But the pandemic also saw a rise in violence against women. This was not helped by the lack of adequate funding for women’s refuges in Ireland.
According to a 2020 report by Women’s Aid, 14pc of women here have experienced physical violence by a partner (current or former) since age 15, and 6pc of Irish women have experienced sexual violence. More than 30pc experienced psychological violence by a current or former partner since age 15.
Added to the above are the figures of victims of workplace sexual harassment, which are largely unreported due to settlement agreements.
As many are aware, religion is a tool that is used to violate women and girls through practices like female genital mutilation (FGM) and child marriages. In the last year in Zimbabwe, two 15-year-old girls, both members of the Marange sect, bled to death while giving birth as they were denied medical attention due to the beliefs of this sect. The two had been married off to men aged 29 and 60 years and been subjected to sexual violence.
Violence against women and girls also has a cost to the Irish taxpayer.
According to the Courts Service Annual Report 2020, applications to the District Court under the domestic violence legislation increased by 12pc in 2020.
In the same year, gardaí received approximately 43,500 calls to respond to domestic abuse incidents in 2020, a 17pc increase on 2019. Small wonder women in Ireland have felt let down by law enforcement due to a shocking report revealing unanswered domestic violence calls.
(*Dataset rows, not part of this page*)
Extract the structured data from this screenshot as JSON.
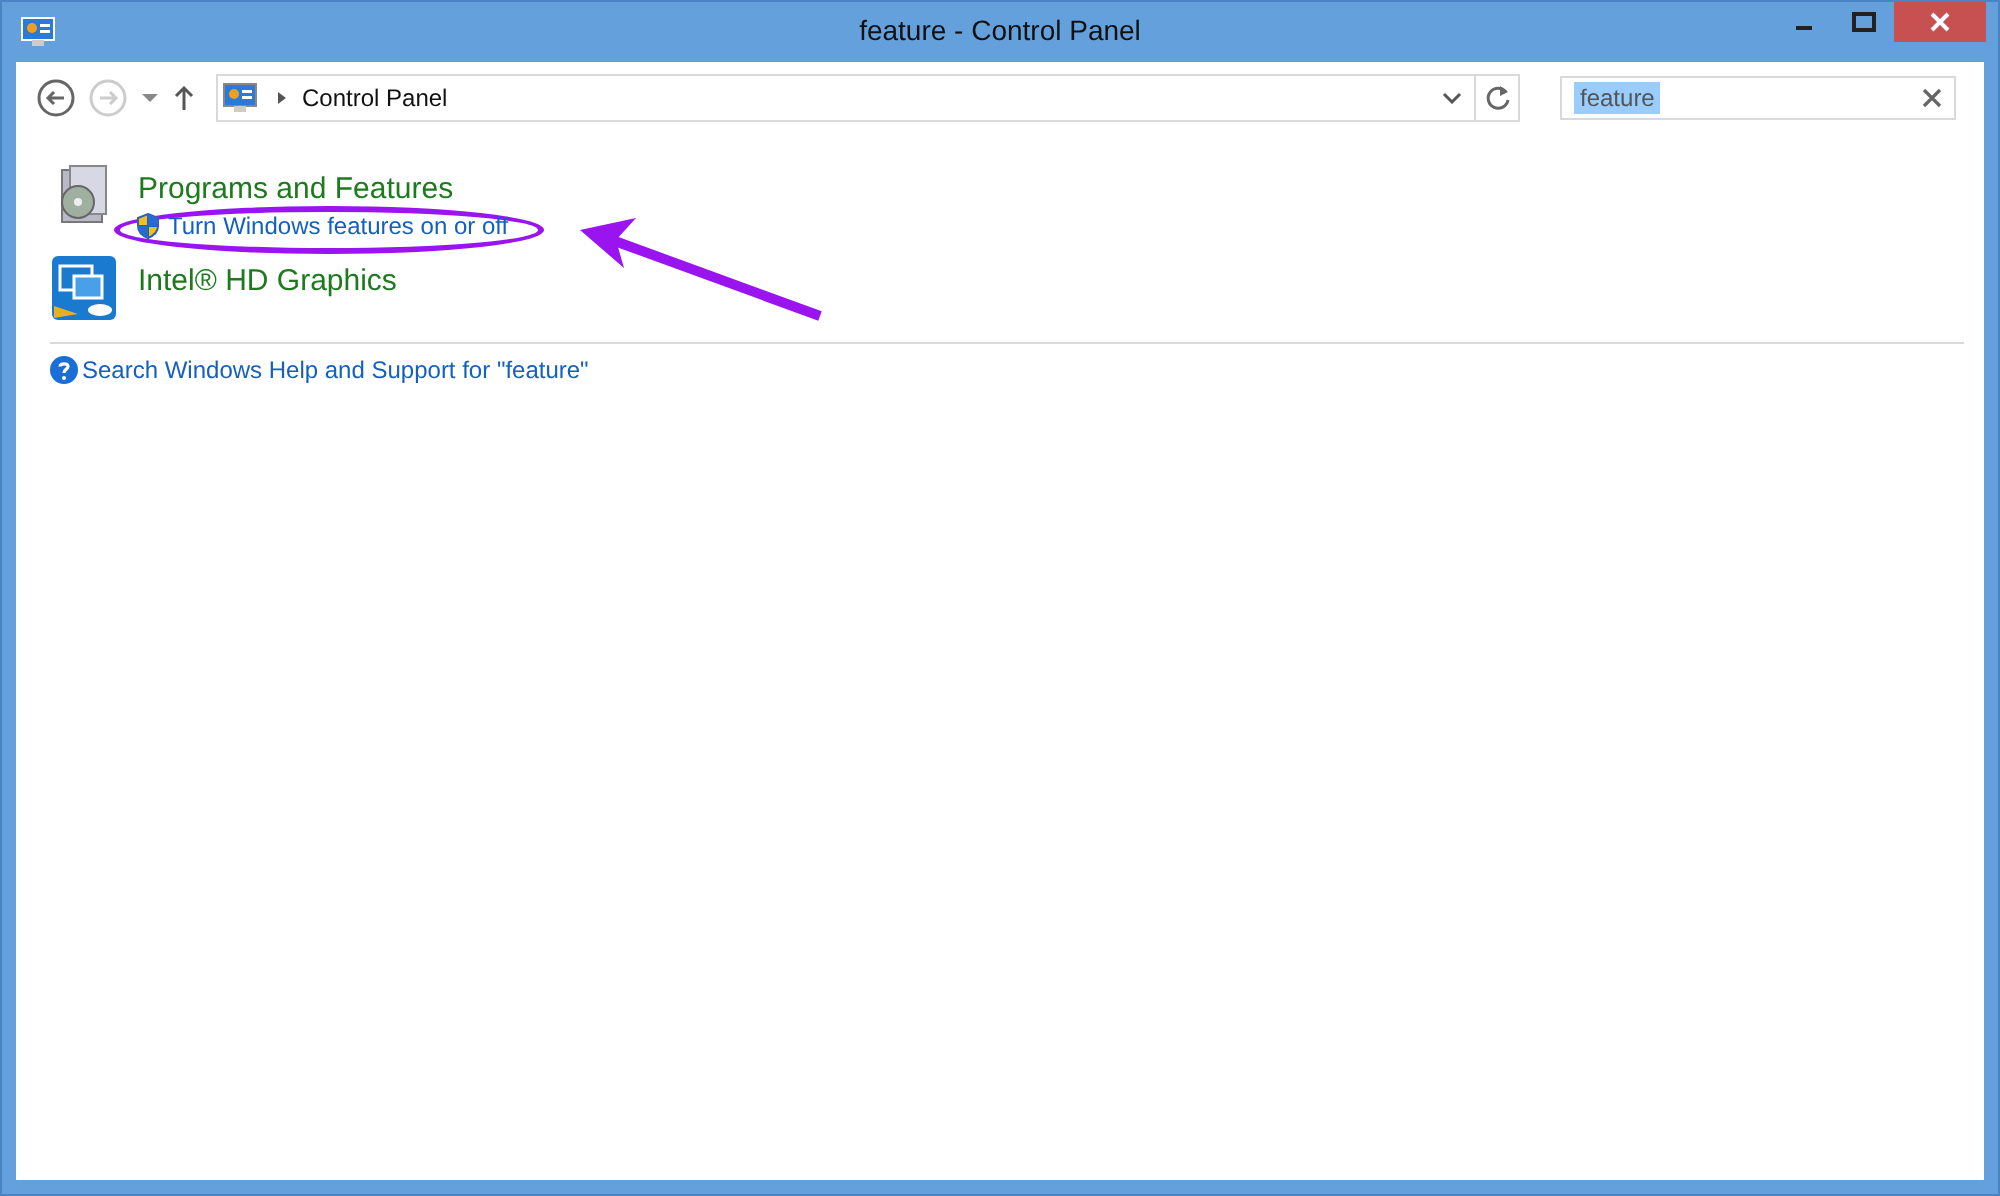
{
  "window": {
    "title": "feature - Control Panel"
  },
  "nav": {
    "back_enabled": true,
    "forward_enabled": false
  },
  "address": {
    "crumbs": [
      "Control Panel"
    ]
  },
  "search": {
    "value": "feature",
    "selected": true
  },
  "results": [
    {
      "kind": "programs",
      "title": "Programs and Features",
      "links": [
        "Turn Windows features on or off"
      ],
      "highlighted": true
    },
    {
      "kind": "intel",
      "title": "Intel® HD Graphics"
    }
  ],
  "help_link": "Search Windows Help and Support for \"feature\""
}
The Garda report further states that up to 4,000 criminal charges were made in 2020 for breaches of Domestic Violence Act orders. These startling figures show that legislation, criminal sanctions, and campaigns alone will not eliminate violence against women and girls. There needs to be honesty and accountability among men.